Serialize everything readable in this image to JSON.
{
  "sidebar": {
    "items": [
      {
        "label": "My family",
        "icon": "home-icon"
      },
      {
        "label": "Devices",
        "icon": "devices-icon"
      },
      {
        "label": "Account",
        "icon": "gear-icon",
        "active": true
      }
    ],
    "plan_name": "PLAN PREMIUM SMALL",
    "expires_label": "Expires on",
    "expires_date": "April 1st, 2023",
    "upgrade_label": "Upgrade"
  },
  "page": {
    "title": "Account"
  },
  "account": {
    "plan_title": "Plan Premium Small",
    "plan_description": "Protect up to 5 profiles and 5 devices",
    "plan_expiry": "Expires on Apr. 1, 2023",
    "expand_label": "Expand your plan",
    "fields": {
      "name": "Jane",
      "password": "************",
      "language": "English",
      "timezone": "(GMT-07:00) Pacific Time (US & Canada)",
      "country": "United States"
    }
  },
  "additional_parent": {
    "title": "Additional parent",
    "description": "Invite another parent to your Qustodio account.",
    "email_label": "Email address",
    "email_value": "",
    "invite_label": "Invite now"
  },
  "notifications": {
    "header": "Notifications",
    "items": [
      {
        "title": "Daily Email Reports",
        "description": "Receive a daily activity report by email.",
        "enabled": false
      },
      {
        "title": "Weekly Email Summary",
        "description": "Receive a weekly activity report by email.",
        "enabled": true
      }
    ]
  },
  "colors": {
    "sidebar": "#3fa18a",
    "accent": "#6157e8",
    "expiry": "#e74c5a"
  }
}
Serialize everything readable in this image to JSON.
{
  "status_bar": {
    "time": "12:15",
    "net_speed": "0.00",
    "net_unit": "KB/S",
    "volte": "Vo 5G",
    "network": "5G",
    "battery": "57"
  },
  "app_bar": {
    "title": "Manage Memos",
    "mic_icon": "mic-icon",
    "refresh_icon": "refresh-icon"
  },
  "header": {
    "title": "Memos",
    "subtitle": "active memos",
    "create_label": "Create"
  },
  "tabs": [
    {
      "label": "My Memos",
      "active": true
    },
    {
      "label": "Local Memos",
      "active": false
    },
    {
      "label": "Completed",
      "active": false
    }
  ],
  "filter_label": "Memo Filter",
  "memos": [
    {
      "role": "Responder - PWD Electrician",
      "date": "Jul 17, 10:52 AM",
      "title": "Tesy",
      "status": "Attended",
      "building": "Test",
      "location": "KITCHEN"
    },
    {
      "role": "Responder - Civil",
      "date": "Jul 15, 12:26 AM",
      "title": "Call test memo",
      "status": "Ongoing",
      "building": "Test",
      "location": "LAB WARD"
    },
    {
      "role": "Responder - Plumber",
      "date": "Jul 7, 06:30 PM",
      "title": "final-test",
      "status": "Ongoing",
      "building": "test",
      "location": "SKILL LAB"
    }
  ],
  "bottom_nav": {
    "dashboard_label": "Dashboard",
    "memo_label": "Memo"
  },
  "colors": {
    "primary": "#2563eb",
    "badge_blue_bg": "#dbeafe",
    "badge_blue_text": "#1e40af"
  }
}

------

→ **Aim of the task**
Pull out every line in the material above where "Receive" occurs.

→ **Your response**
        "description": "Receive a daily activity report by email.",
        "description": "Receive a weekly activity report by email.",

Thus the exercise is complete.